(Website and app data records)
--------------------------------
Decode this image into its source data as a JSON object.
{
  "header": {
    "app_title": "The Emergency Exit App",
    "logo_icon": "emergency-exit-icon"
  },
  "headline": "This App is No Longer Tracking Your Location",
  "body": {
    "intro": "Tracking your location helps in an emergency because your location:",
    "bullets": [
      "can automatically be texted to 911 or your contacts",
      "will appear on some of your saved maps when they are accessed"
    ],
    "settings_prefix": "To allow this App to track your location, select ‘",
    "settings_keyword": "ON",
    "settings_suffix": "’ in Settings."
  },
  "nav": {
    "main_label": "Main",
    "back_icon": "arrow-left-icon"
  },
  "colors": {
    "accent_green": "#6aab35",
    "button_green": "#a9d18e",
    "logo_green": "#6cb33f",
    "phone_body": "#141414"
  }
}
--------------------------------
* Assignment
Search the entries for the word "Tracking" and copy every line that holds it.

* Answer to this problem
  "headline": "This App is No Longer Tracking Your Location",
    "intro": "Tracking your location helps in an emergency because your location:",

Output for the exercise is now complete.